| Instructions to follow |
Could you repeat the listing below exactly while leaving its pictures behind?
BEGIN Extracted material
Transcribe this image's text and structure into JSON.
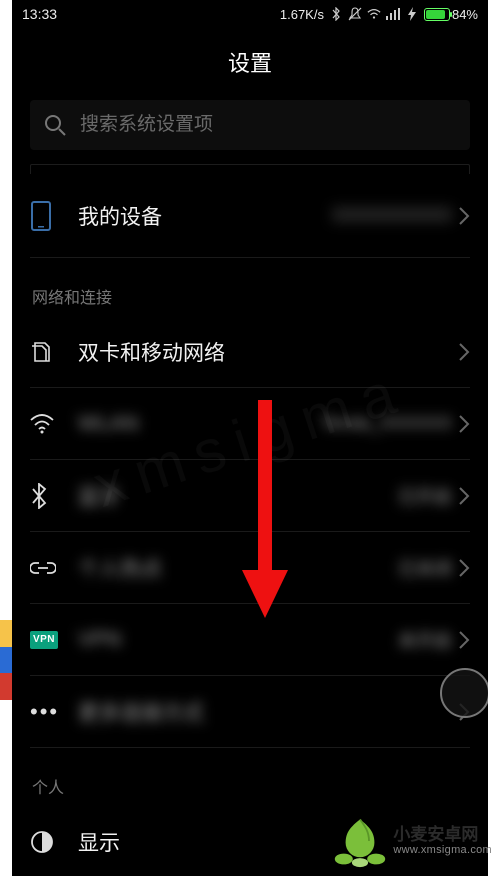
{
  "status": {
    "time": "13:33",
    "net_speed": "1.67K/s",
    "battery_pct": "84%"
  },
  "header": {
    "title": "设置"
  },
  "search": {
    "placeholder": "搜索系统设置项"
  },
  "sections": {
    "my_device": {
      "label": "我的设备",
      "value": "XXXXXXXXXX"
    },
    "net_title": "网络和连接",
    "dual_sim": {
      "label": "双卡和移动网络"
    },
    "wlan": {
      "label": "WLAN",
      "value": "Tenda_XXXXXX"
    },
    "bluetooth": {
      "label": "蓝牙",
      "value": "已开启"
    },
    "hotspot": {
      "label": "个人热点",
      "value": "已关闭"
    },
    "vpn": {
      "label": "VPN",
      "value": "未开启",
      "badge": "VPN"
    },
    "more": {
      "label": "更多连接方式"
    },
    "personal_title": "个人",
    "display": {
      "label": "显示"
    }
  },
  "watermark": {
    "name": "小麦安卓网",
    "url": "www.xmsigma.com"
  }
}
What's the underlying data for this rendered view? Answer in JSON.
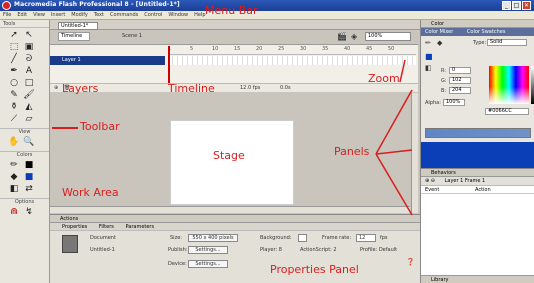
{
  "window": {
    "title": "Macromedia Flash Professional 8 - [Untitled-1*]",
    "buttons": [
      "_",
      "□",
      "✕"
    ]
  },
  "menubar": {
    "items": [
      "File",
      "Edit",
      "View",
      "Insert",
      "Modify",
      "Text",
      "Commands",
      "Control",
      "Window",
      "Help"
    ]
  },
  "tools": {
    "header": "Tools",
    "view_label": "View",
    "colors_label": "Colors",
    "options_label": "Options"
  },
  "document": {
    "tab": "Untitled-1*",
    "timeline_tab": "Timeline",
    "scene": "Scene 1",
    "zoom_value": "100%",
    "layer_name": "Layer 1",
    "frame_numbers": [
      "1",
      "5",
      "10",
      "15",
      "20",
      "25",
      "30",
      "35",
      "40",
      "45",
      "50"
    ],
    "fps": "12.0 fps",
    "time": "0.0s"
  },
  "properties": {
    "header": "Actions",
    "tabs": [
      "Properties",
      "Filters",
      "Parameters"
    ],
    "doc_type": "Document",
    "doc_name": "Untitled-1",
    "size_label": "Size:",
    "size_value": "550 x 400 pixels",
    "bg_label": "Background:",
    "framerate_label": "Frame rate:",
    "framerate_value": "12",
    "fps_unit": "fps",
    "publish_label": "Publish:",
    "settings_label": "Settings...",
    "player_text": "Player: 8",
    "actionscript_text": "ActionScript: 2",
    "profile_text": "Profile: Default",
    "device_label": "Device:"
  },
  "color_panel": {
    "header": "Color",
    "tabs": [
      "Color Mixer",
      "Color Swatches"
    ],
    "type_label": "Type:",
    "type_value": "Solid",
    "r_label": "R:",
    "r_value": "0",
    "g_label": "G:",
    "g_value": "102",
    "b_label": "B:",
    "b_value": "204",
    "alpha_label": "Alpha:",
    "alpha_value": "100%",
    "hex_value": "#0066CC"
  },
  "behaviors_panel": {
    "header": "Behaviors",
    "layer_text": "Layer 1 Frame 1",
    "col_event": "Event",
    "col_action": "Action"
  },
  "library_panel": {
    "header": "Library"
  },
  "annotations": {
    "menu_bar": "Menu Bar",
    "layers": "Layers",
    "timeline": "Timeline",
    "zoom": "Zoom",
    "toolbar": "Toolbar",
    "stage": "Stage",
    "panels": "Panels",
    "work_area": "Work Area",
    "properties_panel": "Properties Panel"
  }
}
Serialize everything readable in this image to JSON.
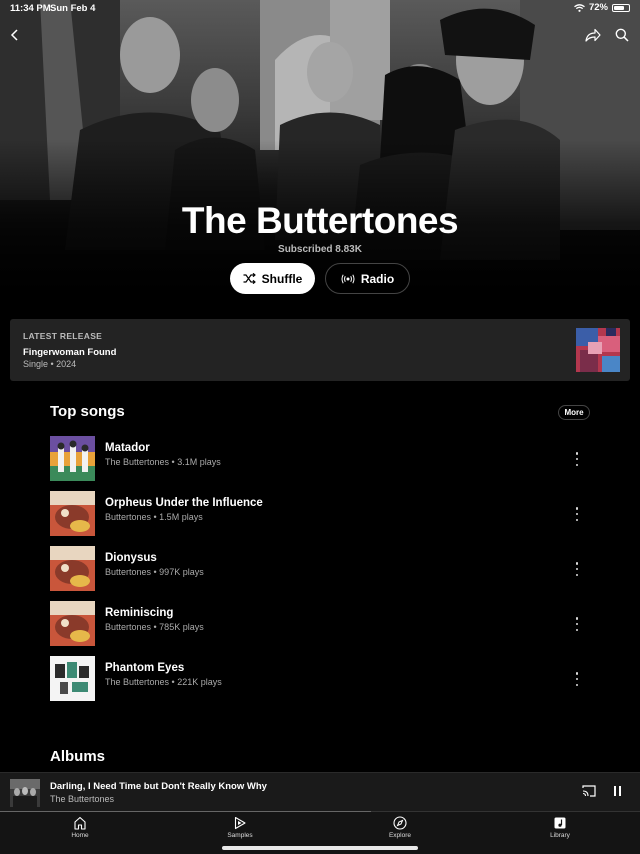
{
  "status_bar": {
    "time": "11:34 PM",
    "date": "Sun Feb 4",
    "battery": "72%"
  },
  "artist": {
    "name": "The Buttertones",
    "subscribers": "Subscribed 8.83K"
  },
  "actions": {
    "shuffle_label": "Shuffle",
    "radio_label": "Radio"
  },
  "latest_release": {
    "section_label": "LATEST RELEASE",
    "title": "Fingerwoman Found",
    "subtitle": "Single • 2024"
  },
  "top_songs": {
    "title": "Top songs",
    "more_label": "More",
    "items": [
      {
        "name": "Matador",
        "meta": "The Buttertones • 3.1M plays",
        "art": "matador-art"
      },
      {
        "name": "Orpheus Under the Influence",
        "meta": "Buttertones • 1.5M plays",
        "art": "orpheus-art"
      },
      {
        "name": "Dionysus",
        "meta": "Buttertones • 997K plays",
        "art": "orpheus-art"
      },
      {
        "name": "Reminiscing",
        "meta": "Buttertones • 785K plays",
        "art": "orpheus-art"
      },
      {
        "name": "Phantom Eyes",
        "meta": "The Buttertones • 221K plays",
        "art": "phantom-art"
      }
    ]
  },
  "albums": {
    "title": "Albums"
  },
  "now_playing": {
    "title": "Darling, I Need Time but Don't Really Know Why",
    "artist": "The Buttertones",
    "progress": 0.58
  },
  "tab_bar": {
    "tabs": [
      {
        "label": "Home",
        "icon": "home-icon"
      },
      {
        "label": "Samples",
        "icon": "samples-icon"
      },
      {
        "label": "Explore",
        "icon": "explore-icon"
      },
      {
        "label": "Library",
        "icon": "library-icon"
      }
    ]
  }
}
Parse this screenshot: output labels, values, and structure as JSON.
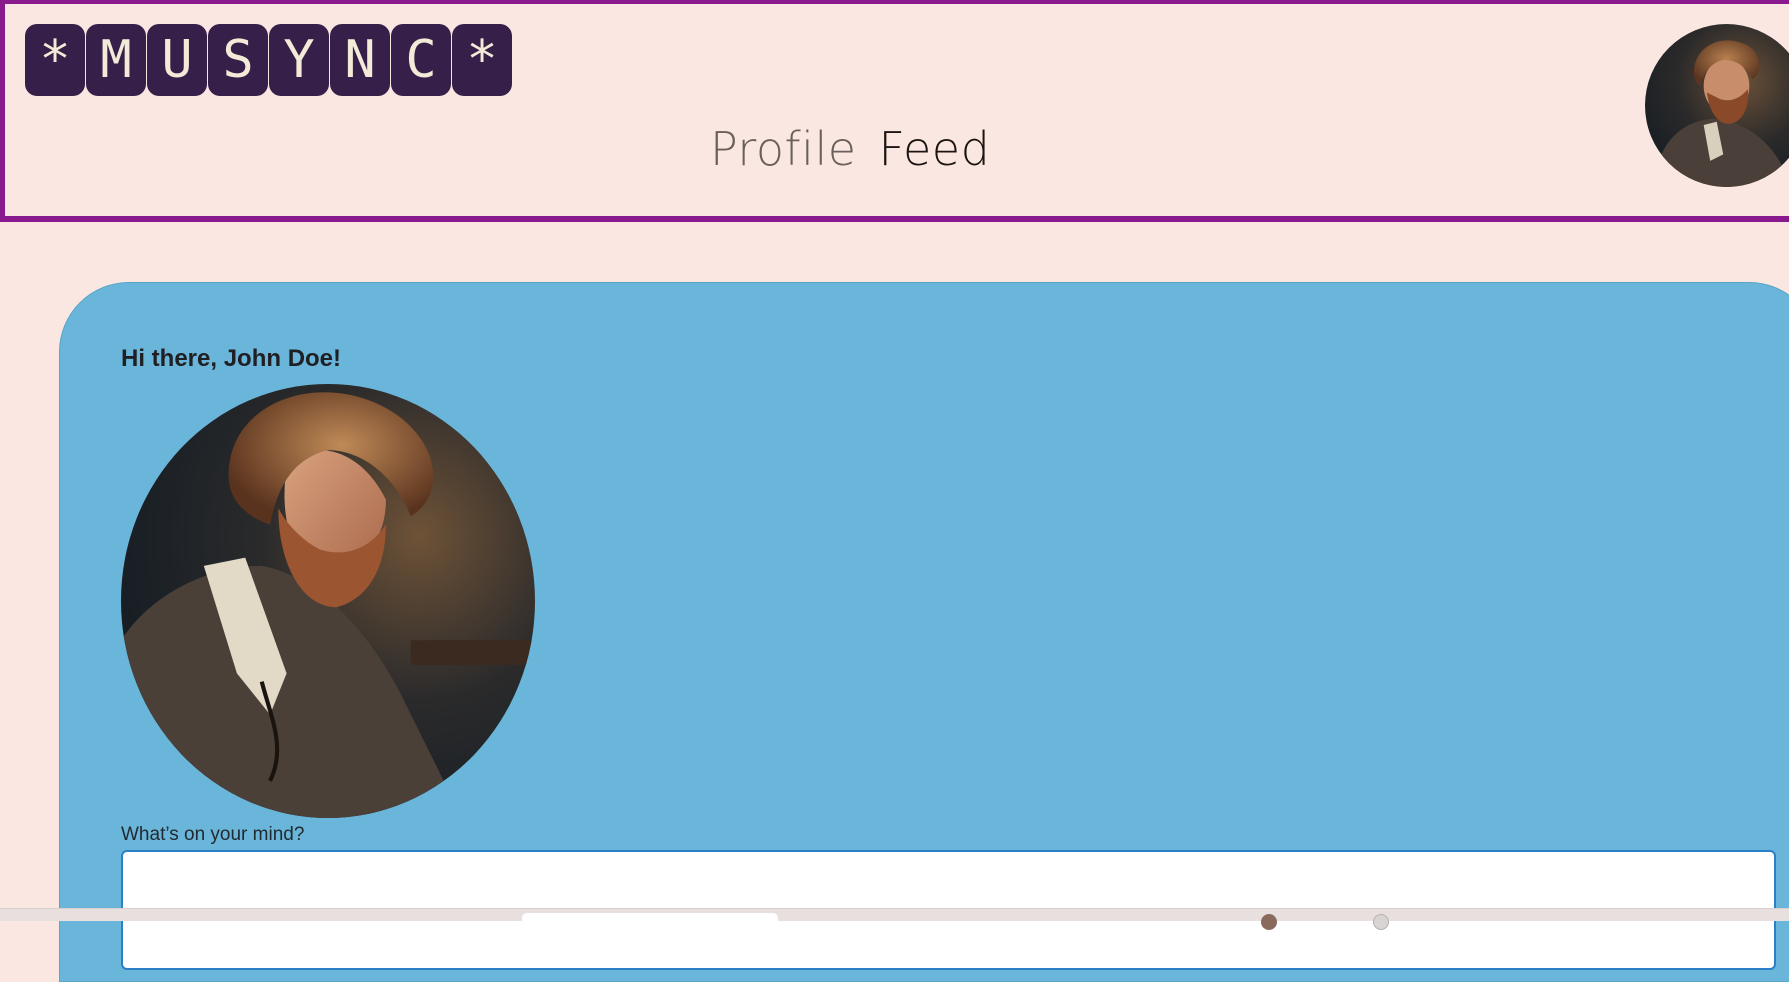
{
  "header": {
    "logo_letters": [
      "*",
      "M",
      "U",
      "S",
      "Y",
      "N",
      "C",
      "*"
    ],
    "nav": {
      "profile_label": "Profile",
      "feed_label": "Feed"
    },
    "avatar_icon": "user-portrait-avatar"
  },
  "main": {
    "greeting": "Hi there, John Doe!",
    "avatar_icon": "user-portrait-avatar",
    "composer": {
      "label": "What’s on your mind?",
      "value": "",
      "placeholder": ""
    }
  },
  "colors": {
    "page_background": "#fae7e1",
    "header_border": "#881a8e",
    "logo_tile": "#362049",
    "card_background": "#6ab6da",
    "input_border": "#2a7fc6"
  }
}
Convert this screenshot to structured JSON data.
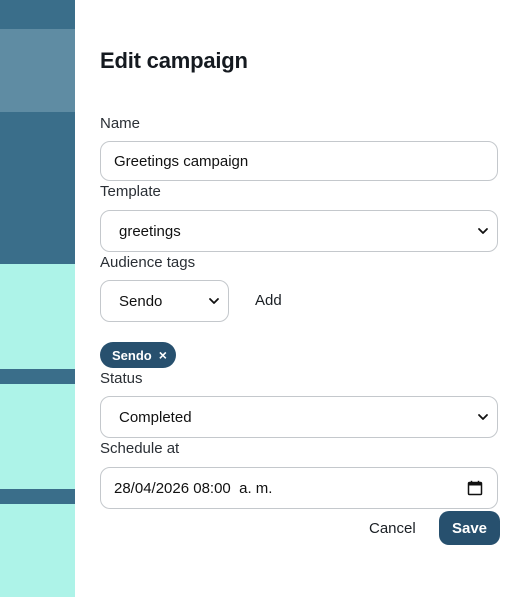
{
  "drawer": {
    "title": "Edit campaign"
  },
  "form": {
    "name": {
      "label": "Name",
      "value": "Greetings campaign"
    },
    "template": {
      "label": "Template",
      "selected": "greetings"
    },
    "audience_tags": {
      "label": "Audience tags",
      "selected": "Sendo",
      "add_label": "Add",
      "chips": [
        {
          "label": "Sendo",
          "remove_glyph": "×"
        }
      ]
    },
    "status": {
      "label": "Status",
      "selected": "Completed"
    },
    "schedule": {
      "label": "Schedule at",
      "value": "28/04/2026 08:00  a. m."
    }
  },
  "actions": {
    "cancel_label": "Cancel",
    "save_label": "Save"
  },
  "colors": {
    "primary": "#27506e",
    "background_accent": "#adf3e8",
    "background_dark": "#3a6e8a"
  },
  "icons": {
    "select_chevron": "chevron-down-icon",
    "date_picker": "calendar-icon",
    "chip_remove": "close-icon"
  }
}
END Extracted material
| Answer for this exercise |
Transcribe this image's text and structure into JSON.
{
  "status": {
    "time": "13:33",
    "net_speed": "1.67K/s",
    "battery_pct": "84%"
  },
  "header": {
    "title": "设置"
  },
  "search": {
    "placeholder": "搜索系统设置项"
  },
  "sections": {
    "my_device": {
      "label": "我的设备",
      "value": "XXXXXXXXXX"
    },
    "net_title": "网络和连接",
    "dual_sim": {
      "label": "双卡和移动网络"
    },
    "wlan": {
      "label": "WLAN",
      "value": "Tenda_XXXXXX"
    },
    "bluetooth": {
      "label": "蓝牙",
      "value": "已开启"
    },
    "hotspot": {
      "label": "个人热点",
      "value": "已关闭"
    },
    "vpn": {
      "label": "VPN",
      "value": "未开启",
      "badge": "VPN"
    },
    "more": {
      "label": "更多连接方式"
    },
    "personal_title": "个人",
    "display": {
      "label": "显示"
    }
  },
  "watermark": {
    "name": "小麦安卓网",
    "url": "www.xmsigma.com"
  }
}
What's the underlying data for this rendered view? Answer in JSON.
{
  "window": {
    "title": "Macromedia Flash Professional 8 - [Untitled-1*]",
    "buttons": [
      "_",
      "□",
      "✕"
    ]
  },
  "menubar": {
    "items": [
      "File",
      "Edit",
      "View",
      "Insert",
      "Modify",
      "Text",
      "Commands",
      "Control",
      "Window",
      "Help"
    ]
  },
  "tools": {
    "header": "Tools",
    "view_label": "View",
    "colors_label": "Colors",
    "options_label": "Options"
  },
  "document": {
    "tab": "Untitled-1*",
    "timeline_tab": "Timeline",
    "scene": "Scene 1",
    "zoom_value": "100%",
    "layer_name": "Layer 1",
    "frame_numbers": [
      "1",
      "5",
      "10",
      "15",
      "20",
      "25",
      "30",
      "35",
      "40",
      "45",
      "50"
    ],
    "fps": "12.0 fps",
    "time": "0.0s"
  },
  "properties": {
    "header": "Actions",
    "tabs": [
      "Properties",
      "Filters",
      "Parameters"
    ],
    "doc_type": "Document",
    "doc_name": "Untitled-1",
    "size_label": "Size:",
    "size_value": "550 x 400 pixels",
    "bg_label": "Background:",
    "framerate_label": "Frame rate:",
    "framerate_value": "12",
    "fps_unit": "fps",
    "publish_label": "Publish:",
    "settings_label": "Settings...",
    "player_text": "Player: 8",
    "actionscript_text": "ActionScript: 2",
    "profile_text": "Profile: Default",
    "device_label": "Device:"
  },
  "color_panel": {
    "header": "Color",
    "tabs": [
      "Color Mixer",
      "Color Swatches"
    ],
    "type_label": "Type:",
    "type_value": "Solid",
    "r_label": "R:",
    "r_value": "0",
    "g_label": "G:",
    "g_value": "102",
    "b_label": "B:",
    "b_value": "204",
    "alpha_label": "Alpha:",
    "alpha_value": "100%",
    "hex_value": "#0066CC"
  },
  "behaviors_panel": {
    "header": "Behaviors",
    "layer_text": "Layer 1 Frame 1",
    "col_event": "Event",
    "col_action": "Action"
  },
  "library_panel": {
    "header": "Library"
  },
  "annotations": {
    "menu_bar": "Menu Bar",
    "layers": "Layers",
    "timeline": "Timeline",
    "zoom": "Zoom",
    "toolbar": "Toolbar",
    "stage": "Stage",
    "panels": "Panels",
    "work_area": "Work Area",
    "properties_panel": "Properties Panel"
  }
}
Serialize everything readable in this image to JSON.
{
  "status_bar": {
    "time": "11:34 PM",
    "date": "Sun Feb 4",
    "battery": "72%"
  },
  "artist": {
    "name": "The Buttertones",
    "subscribers": "Subscribed 8.83K"
  },
  "actions": {
    "shuffle_label": "Shuffle",
    "radio_label": "Radio"
  },
  "latest_release": {
    "section_label": "LATEST RELEASE",
    "title": "Fingerwoman Found",
    "subtitle": "Single • 2024"
  },
  "top_songs": {
    "title": "Top songs",
    "more_label": "More",
    "items": [
      {
        "name": "Matador",
        "meta": "The Buttertones • 3.1M plays",
        "art": "matador-art"
      },
      {
        "name": "Orpheus Under the Influence",
        "meta": "Buttertones • 1.5M plays",
        "art": "orpheus-art"
      },
      {
        "name": "Dionysus",
        "meta": "Buttertones • 997K plays",
        "art": "orpheus-art"
      },
      {
        "name": "Reminiscing",
        "meta": "Buttertones • 785K plays",
        "art": "orpheus-art"
      },
      {
        "name": "Phantom Eyes",
        "meta": "The Buttertones • 221K plays",
        "art": "phantom-art"
      }
    ]
  },
  "albums": {
    "title": "Albums"
  },
  "now_playing": {
    "title": "Darling, I Need Time but Don't Really Know Why",
    "artist": "The Buttertones",
    "progress": 0.58
  },
  "tab_bar": {
    "tabs": [
      {
        "label": "Home",
        "icon": "home-icon"
      },
      {
        "label": "Samples",
        "icon": "samples-icon"
      },
      {
        "label": "Explore",
        "icon": "explore-icon"
      },
      {
        "label": "Library",
        "icon": "library-icon"
      }
    ]
  }
}
Parse this screenshot: output labels, values, and structure as JSON.
{
  "header": {
    "logo_letters": [
      "*",
      "M",
      "U",
      "S",
      "Y",
      "N",
      "C",
      "*"
    ],
    "nav": {
      "profile_label": "Profile",
      "feed_label": "Feed"
    },
    "avatar_icon": "user-portrait-avatar"
  },
  "main": {
    "greeting": "Hi there, John Doe!",
    "avatar_icon": "user-portrait-avatar",
    "composer": {
      "label": "What’s on your mind?",
      "value": "",
      "placeholder": ""
    }
  },
  "colors": {
    "page_background": "#fae7e1",
    "header_border": "#881a8e",
    "logo_tile": "#362049",
    "card_background": "#6ab6da",
    "input_border": "#2a7fc6"
  }
}
Convert this screenshot to structured JSON data.
{
  "drawer": {
    "title": "Edit campaign"
  },
  "form": {
    "name": {
      "label": "Name",
      "value": "Greetings campaign"
    },
    "template": {
      "label": "Template",
      "selected": "greetings"
    },
    "audience_tags": {
      "label": "Audience tags",
      "selected": "Sendo",
      "add_label": "Add",
      "chips": [
        {
          "label": "Sendo",
          "remove_glyph": "×"
        }
      ]
    },
    "status": {
      "label": "Status",
      "selected": "Completed"
    },
    "schedule": {
      "label": "Schedule at",
      "value": "28/04/2026 08:00  a. m."
    }
  },
  "actions": {
    "cancel_label": "Cancel",
    "save_label": "Save"
  },
  "colors": {
    "primary": "#27506e",
    "background_accent": "#adf3e8",
    "background_dark": "#3a6e8a"
  },
  "icons": {
    "select_chevron": "chevron-down-icon",
    "date_picker": "calendar-icon",
    "chip_remove": "close-icon"
  }
}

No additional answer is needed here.